What is expected: Only the lines holding "title" are wanted here; copy each from the listing.

Provided material:
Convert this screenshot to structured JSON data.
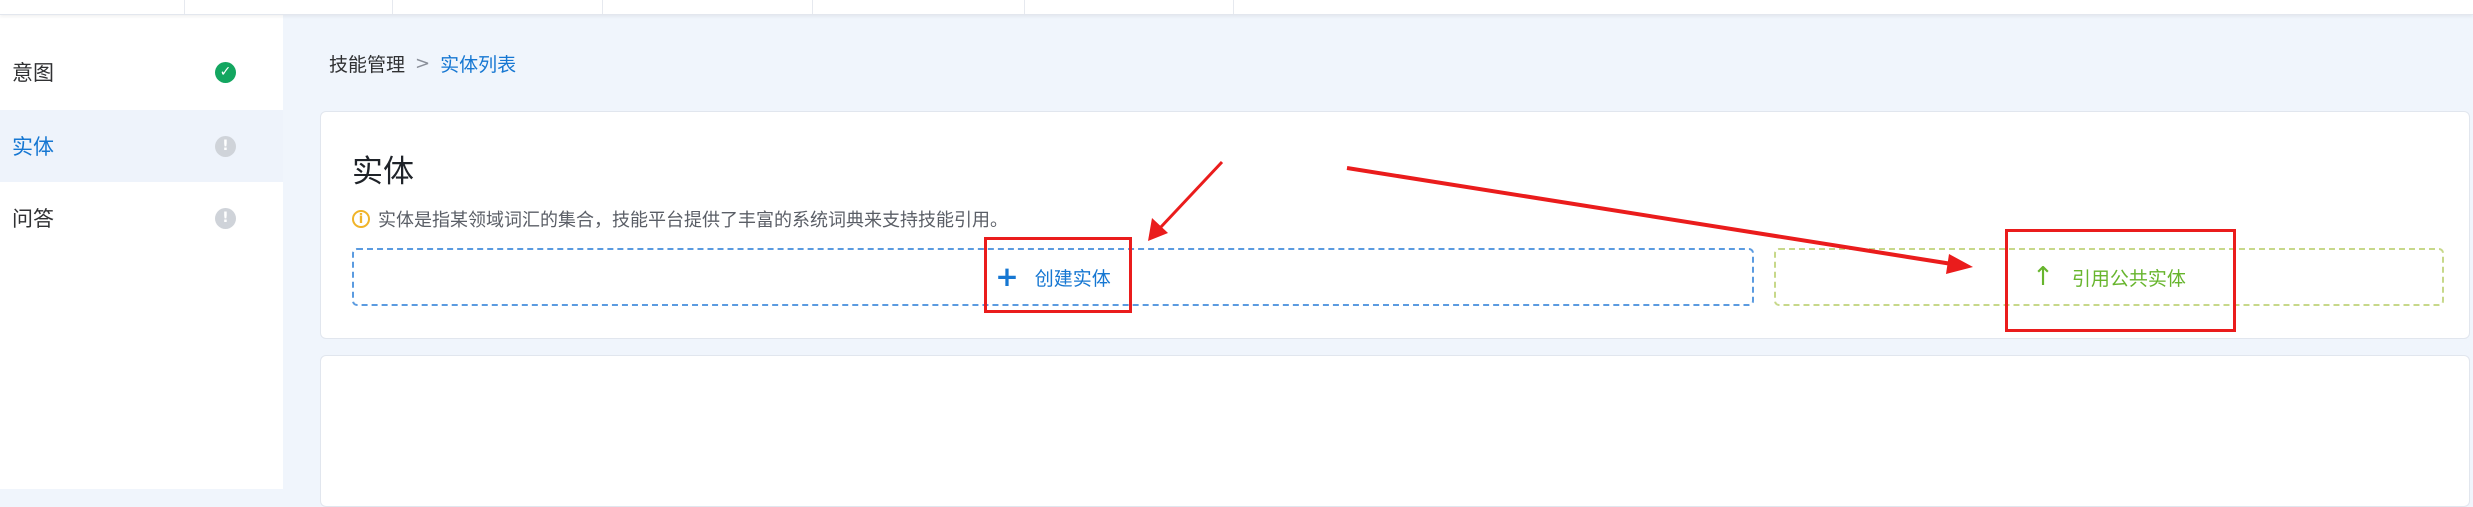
{
  "sidebar": {
    "items": [
      {
        "label": "意图",
        "status": "done"
      },
      {
        "label": "实体",
        "status": "pending"
      },
      {
        "label": "问答",
        "status": "pending"
      }
    ]
  },
  "breadcrumb": {
    "parent": "技能管理",
    "separator": ">",
    "current": "实体列表"
  },
  "main": {
    "title": "实体",
    "hint_icon": "i",
    "hint": "实体是指某领域词汇的集合，技能平台提供了丰富的系统词典来支持技能引用。",
    "create_button": {
      "icon": "plus-icon",
      "glyph": "+",
      "label": "创建实体"
    },
    "reference_button": {
      "icon": "arrow-up-icon",
      "glyph": "↑",
      "label": "引用公共实体"
    }
  },
  "colors": {
    "accent": "#1677d2",
    "success": "#13a660",
    "reference": "#67b52d",
    "annotation": "#ea1c1c"
  }
}
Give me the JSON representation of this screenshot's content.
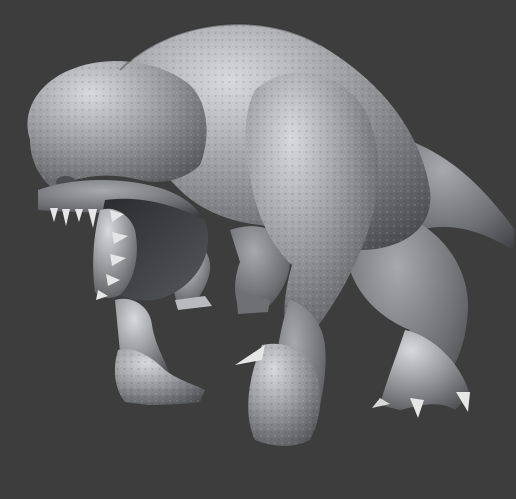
{
  "viewport": {
    "background_color": "#3d3d3d"
  },
  "model": {
    "subject": "creature-sculpt",
    "material": "clay",
    "base_color": "#9a9c9f",
    "highlight_color": "#d7d9dc",
    "shadow_color": "#4b4d51",
    "claw_color": "#e6e6e6"
  }
}
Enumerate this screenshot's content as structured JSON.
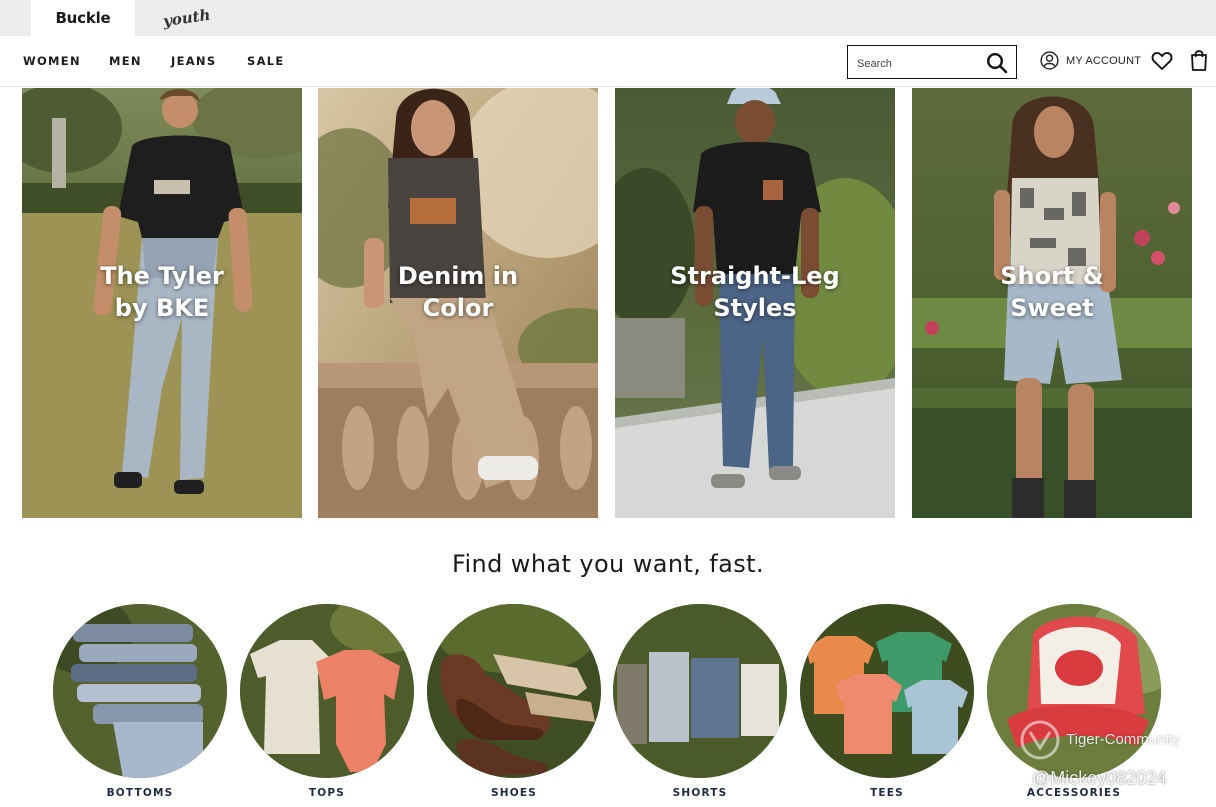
{
  "brand_bar": {
    "tabs": [
      {
        "label": "Buckle",
        "active": true
      },
      {
        "label": "youth",
        "active": false
      }
    ]
  },
  "nav": {
    "items": [
      "WOMEN",
      "MEN",
      "JEANS",
      "SALE"
    ],
    "search": {
      "placeholder": "Search",
      "value": ""
    },
    "account_label": "MY ACCOUNT"
  },
  "hero": {
    "tiles": [
      {
        "title": "The Tyler\nby BKE"
      },
      {
        "title": "Denim in\nColor"
      },
      {
        "title": "Straight-Leg\nStyles"
      },
      {
        "title": "Short &\nSweet"
      }
    ]
  },
  "section": {
    "title": "Find what you want, fast."
  },
  "categories": [
    {
      "label": "BOTTOMS"
    },
    {
      "label": "TOPS"
    },
    {
      "label": "SHOES"
    },
    {
      "label": "SHORTS"
    },
    {
      "label": "TEES"
    },
    {
      "label": "ACCESSORIES"
    }
  ],
  "watermark": {
    "line1": "Tiger-Community",
    "line2": "@Mickey082024"
  },
  "icons": [
    "search-icon",
    "user-icon",
    "heart-icon",
    "bag-icon"
  ],
  "colors": {
    "brand_bar_bg": "#ececec",
    "text_dark": "#1c1c1c",
    "category_label": "#1f2a44"
  }
}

Written answer:
    "title": "实体",
        "title": "The Tyler\nby BKE"
        "title": "Denim in\nColor"
        "title": "Straight-Leg\nStyles"
        "title": "Short &\nSweet"
    "title": "Find what you want, fast."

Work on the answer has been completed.